It can be difficult to diagnose high-functioning anxiety since the symptoms do not officially meet the criteria for an anxiety disorder. Therefore, it is essential for people with high-functioning anxiety to provide their doctor with a complete picture of their symptoms and areas in which the anxiety they are experiencing affects their well-being.
Psychotherapy and medication are the two primary treatments for high-functioning anxiety. Most patients require a combination of the two to support their recovery.
Psychotherapy – Psychotherapy, or talk therapy, helps people manage symptoms of anxiety and the underlying thoughts that worsen them. Cognitive-behavioral therapy² (CBT) is one type of psychotherapy that is effective in treating anxiety disorders. It helps individuals reduce anxious thoughts, progressively confront triggering objects or situations, and learn meditation, progressive muscle relaxation, or breathing to manage anxiety symptoms.
Medication – Medication to treat anxiety includes antidepressants, antihistamines, and beta-blockers. You may also be prescribed benzodiazepines for short-term relief, especially if you experience panic attacks.
Since high-functioning anxiety is a non-recognized psychiatric condition, it is unknown just how prevalent it is. However, anxiety disorders overall affect 40 million adults in the U.S.³ Among those with anxiety disorders, only 36.7% receive treatment for their conditions. Patients with high-functioning anxiety are even less likely to seek out treatment.

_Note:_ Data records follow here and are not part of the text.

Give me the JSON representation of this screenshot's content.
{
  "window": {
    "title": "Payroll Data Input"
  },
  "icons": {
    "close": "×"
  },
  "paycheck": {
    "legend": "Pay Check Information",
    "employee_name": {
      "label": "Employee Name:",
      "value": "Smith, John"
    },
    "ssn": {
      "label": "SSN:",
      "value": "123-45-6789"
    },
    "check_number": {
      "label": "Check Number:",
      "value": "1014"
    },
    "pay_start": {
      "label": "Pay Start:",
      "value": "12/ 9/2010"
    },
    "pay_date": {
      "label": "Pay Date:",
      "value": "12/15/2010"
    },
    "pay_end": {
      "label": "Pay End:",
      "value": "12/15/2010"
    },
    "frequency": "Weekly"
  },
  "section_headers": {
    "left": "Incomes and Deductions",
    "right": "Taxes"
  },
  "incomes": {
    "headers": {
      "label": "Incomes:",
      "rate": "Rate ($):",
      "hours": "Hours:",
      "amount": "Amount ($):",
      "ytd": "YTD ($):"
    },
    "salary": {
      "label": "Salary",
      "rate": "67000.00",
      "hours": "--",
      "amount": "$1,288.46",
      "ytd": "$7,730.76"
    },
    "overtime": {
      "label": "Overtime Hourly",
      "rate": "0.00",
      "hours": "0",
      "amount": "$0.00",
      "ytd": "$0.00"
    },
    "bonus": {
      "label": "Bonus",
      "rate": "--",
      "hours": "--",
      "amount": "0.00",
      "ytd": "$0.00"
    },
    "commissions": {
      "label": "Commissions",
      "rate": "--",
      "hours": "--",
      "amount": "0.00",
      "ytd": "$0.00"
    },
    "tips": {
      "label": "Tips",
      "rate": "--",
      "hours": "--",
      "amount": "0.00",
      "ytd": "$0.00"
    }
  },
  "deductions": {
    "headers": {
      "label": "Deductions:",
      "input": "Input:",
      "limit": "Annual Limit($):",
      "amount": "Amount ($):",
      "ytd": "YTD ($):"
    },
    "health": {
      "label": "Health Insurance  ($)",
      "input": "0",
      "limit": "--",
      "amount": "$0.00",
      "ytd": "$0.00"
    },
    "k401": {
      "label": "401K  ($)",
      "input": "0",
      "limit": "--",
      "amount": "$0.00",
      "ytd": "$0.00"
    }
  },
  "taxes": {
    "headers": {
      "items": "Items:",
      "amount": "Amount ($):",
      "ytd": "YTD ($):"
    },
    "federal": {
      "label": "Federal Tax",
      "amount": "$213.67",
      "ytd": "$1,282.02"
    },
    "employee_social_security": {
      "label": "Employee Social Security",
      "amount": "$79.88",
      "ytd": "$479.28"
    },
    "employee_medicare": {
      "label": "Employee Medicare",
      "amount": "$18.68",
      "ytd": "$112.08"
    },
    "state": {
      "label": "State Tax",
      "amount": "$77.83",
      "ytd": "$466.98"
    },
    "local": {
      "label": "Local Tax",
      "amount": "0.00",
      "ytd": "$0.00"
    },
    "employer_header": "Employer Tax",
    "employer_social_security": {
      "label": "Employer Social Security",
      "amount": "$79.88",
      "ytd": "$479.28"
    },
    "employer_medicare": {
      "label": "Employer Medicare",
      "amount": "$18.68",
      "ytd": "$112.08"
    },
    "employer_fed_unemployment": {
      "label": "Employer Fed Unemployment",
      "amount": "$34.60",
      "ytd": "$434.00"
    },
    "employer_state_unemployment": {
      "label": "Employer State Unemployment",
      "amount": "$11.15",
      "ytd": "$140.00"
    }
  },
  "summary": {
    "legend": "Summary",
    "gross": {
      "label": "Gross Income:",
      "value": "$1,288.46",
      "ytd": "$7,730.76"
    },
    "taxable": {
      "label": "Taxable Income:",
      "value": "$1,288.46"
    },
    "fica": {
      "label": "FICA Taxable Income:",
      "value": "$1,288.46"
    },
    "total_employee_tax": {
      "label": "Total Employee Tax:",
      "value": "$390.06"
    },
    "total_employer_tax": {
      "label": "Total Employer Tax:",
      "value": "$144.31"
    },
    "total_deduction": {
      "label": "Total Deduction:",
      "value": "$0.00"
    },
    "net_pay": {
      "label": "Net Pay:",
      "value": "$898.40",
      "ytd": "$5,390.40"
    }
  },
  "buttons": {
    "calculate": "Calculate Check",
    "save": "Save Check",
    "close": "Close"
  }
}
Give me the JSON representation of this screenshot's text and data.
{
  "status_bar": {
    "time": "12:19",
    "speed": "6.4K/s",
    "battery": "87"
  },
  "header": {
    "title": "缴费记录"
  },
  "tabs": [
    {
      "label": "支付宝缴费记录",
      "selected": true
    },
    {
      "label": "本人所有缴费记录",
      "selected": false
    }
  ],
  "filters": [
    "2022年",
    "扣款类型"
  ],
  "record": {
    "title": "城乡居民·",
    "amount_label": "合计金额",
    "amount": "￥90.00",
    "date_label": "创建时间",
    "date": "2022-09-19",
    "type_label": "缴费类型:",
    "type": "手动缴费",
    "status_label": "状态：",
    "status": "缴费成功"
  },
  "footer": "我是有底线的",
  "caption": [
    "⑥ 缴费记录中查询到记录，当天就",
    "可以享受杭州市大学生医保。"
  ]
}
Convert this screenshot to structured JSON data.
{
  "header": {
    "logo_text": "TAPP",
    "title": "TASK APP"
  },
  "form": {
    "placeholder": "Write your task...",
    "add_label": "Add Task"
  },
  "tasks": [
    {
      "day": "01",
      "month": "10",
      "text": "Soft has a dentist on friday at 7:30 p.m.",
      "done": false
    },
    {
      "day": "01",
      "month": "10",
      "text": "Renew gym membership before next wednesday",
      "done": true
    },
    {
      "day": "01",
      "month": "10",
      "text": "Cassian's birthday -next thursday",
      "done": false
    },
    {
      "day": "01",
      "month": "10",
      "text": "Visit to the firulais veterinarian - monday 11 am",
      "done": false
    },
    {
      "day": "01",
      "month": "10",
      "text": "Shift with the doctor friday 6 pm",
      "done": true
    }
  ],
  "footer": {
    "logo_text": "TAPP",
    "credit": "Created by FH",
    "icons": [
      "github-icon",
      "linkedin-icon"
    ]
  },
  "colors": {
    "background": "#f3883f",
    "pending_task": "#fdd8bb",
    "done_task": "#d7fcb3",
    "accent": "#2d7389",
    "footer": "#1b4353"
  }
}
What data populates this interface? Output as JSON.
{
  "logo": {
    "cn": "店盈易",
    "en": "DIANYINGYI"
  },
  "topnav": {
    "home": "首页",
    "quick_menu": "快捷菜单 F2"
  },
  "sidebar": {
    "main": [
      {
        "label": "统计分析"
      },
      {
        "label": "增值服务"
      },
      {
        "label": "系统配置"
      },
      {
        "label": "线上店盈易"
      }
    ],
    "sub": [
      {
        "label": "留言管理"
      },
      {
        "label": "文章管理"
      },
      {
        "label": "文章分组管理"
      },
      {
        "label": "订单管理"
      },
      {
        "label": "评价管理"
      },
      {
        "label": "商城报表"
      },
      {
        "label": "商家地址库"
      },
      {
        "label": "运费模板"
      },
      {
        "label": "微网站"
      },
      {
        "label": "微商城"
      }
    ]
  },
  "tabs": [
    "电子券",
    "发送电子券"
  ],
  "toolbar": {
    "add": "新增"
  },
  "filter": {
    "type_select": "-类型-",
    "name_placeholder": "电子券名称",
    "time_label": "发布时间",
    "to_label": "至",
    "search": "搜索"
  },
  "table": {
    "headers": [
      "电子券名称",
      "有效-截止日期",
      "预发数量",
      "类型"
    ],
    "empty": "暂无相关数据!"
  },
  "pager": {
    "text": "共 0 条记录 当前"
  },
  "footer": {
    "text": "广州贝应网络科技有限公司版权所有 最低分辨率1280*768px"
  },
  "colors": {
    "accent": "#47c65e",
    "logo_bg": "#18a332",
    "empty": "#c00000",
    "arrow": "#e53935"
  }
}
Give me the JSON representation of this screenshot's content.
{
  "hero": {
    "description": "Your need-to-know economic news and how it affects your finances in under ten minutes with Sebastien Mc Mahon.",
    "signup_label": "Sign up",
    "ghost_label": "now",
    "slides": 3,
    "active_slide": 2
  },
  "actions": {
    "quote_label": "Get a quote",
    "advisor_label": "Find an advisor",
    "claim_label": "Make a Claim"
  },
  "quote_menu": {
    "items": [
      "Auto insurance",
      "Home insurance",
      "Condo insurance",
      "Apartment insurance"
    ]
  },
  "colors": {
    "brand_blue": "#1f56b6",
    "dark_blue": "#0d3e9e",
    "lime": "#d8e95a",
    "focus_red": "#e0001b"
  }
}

A person with high-functioning anxiety may face major challenges in understanding and accessing treatment for their symptoms because medical professionals do not consider high-functioning anxiety to be an official anxiety disorder. How high-functioning anxiety presents itself also means that symptoms can go undetected or the person is simply seen as driven or hardworking. Especially because people close to them may not detect any anxiety symptoms.
If you are experiencing high-functioning anxiety, it is recommended that you talk to a medical professional to discuss treatment options to help you handle your symptoms and feel better.
Anxiety Disorders | NIH: National Institute of Mental Health
Facts & Statistics | Anxiety & Depression Association of America